Over the past several weeks as a congregation we have been working through this question: How do we hear God’s voice in Scripture?
For people who want to take seriously the Bible’s authority for Christian faith and life, it’s no small question. And even a quick glance around the landscape of Christianity today will confirm its importance: whether we’re talking about same-sex relationships or gender roles or atonement theologies, or simply about how to live as Christians in the mundane of daily life, all our conversations seem to come back to this question.
In our sermon series we walked through some of the “big ideas” that connect to this question. Here are some blog posts related to those “big ideas”:
- The Bible as Inspired Scripture
- The Bible as Ancient Literature
- The Bible as Diverse Anthology
- The Bible as Witness to Jesus
- A series of three posts on Reading the Bible, Following Jesus
To sum it all up, this diverse collection of ancient human writings we call the Bible is God’s inspired written witness to Jesus, who is the living Word of God, God’s living Voice. We read Scripture to know Jesus, and in Jesus’ life, teachings, death, and resurrection we see God most fully and clearly—we hear God’s Voice to us.
Here’s the way I worded it in my last sermon:
If we want to know who God is, what God is like, how God works in the world, what God’s will is for us and all creation, we need to look through Scripture to Jesus—and then follow him obediently in faith and hope and love.
But how does this work for reading a particular passage in the Bible? Practically speaking, how do we read the Bible to hear God’s Voice in Jesus?
I’ve put together a brief guide to help with this: Hearing God’s Voice through Scripture. You can use it on your own as you read a passage of Scripture with your coffee in the morning, or you can use it in a small group as you work through a Bible passage together. The guide also offers options for either a more devotional “quick reading” of a Bible passage, or a more “serious study” of the passage appropriate for sermon or teaching preparation.
This guide won’t make you into a biblical scholar, and it’s no magic formula for getting “the right interpretation” (there are no such magic formulas!). But it can help you to learn to read Bible passages carefully, in context, and in connection to Jesus.
And one more resource: the Revised Common Lectionary. Like many churches with Mennonite Church Canada, we generally follow the Bible passages in the lectionary each Sunday. Through this summer you’ll find that most of our sermons are based upon these lectionary texts. Some sermons will draw on more than one of the Bible passages for that Sunday, others will focus in on just one of those texts. I encourage you to read the lectionary texts for each Sunday through the week ahead, even using the guide above, and I can guarantee that you will get more out of the sermon when you come on Sunday morning.

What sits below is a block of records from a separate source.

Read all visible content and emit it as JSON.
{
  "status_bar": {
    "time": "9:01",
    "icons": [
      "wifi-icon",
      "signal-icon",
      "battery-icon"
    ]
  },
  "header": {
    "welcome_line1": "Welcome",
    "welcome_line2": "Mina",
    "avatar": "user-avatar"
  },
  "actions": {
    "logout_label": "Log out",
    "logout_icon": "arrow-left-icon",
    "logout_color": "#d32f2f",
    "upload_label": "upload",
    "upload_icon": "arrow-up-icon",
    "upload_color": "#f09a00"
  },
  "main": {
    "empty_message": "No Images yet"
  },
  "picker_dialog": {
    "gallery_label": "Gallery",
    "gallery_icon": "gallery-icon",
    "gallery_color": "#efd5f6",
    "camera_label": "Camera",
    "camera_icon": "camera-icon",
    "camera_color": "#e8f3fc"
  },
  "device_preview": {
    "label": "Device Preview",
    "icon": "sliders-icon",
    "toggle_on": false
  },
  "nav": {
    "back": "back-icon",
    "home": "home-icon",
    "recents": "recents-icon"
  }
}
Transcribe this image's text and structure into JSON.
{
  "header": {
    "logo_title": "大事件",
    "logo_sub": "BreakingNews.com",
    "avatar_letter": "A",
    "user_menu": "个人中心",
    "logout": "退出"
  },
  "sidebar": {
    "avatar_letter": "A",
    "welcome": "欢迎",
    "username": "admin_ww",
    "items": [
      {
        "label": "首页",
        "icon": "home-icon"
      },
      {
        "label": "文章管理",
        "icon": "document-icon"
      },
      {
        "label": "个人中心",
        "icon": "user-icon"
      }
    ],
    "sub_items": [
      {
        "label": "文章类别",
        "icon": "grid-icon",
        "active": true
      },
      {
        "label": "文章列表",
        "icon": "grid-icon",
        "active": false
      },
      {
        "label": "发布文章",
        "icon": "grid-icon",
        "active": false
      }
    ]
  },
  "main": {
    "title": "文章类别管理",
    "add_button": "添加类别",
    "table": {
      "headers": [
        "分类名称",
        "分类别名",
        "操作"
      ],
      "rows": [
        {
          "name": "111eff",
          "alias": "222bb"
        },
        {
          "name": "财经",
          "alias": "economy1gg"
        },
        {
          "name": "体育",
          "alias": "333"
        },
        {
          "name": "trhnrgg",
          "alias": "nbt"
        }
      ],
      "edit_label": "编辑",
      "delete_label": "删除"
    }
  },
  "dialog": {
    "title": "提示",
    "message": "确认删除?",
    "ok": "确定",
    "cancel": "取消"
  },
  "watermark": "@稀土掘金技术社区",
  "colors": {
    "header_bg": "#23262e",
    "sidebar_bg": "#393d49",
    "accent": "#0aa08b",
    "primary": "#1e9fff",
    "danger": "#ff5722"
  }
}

As a congregation may we “commit ourselves to persist and delight in reading, studying, and meditating on the Scriptures,” so that we may together “discern what God is saying in our time” to us, and so follow Jesus more faithfully in faith, hope, and love.*